### A GEOMETRIC PROOF THAT THE SQUARE ROOT OF 2 IS IRRATIONAL

There are a number of algebraic proofs that the square root of 2 is irrational.
None of these is likely to be what the Pythagoreans used in their original
proof. Their thought processes were very geometric, and their proof was
probably geometrically based. Also, they did not actually define "rational" as
we do today. They thought of two line segments as "commensurable" if both were
an integer multiple of some smaller length.
Thus a line segment of length 3/8 and a line segment of length 5/6 were
commensurable since they were both integer multiples of a line segment of length
1/24. They assumed all pairs of line segments were commensurable (which is the
same as assuming all numbers are rational). Their proof may have gone something
like this (note that all required constructions can be done with a straightedge
and compass as preferred by Greek mathematicians):
Construct a square ABCD as shown.

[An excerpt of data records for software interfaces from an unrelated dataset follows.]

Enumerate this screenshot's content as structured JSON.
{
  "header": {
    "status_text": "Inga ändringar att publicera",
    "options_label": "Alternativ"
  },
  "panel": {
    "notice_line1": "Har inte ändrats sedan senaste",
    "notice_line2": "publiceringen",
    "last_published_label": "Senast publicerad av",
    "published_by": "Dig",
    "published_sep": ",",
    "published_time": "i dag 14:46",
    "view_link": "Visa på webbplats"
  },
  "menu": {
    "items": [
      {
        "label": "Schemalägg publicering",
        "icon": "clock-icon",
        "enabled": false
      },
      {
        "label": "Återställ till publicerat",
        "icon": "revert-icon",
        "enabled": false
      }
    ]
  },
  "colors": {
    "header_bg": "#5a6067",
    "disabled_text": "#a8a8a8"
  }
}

Draw the diagonal AC. Now if AC and AB are
commensurable,
then there is a line segment of some length, say r, such that AC=m_{1}r
and AB=m_{2}r where m_{1} and m_{2} are integers. Now
draw a circle centered at A with radius AB. Note that CB and CD are tangent to
this circle [why?]. This circle intersects AC at some point; call it P. Now
obviously AP=AB, so PC=AC-AB= m_{1}r - m_{2}r= (m_{1} -
m_{2})r so PC is also an integer multiple of r and is therefore
commensurable with AB and AC. Construct the tangent to the circle at P. Note
that this tangent is perpendicular to AC. This tangent intersects BC at some
point; call it Q. Now Angle(PCQ)=45^{o}=Angle(PQC) so Triangle(PQC) is an isosceles triangle and
therefore PC=PQ. We can construct a square with vertices C, P, and Q; call the
fourth vertex R (see the figure above).
Now since QP and QB are tangents to a circle from an external point, they are
equal, so QB=QP=PC=(m_{1} - m_{2})r=m_{4}r where we have
set m_{4}= m_{1} - m_{2}. Then QC=BC-QB=m_{2}r
- m_{4}r=(m_{2} - m_{4})r=m_{3}r (with
m_{3}=m_{2} - m_{4}) so QC is also commensurable with AB
and AC. We now have a new square whose side and diagonal are commensurable with
AB and AC. We note that
m_{1}>m_{2}>m_{3}>m_{4}. There's no
reason we can't do the same thing on square PCRQ. We can draw a circle centered
at C with radius CP, call the intersection of this circle with CQ point X,
construct the tangent there, and construct square XYZQ as shown. Then the side
and diagonal of this square are commensurable with AB and AC as well. Then we
can continue the process indefinitely constructing smaller and smaller squares
with sides and diagonals commensurable with AB and AC. However, there are only
a finite number of integer multiples of r less than m_{1}r, so we have a
contradiction.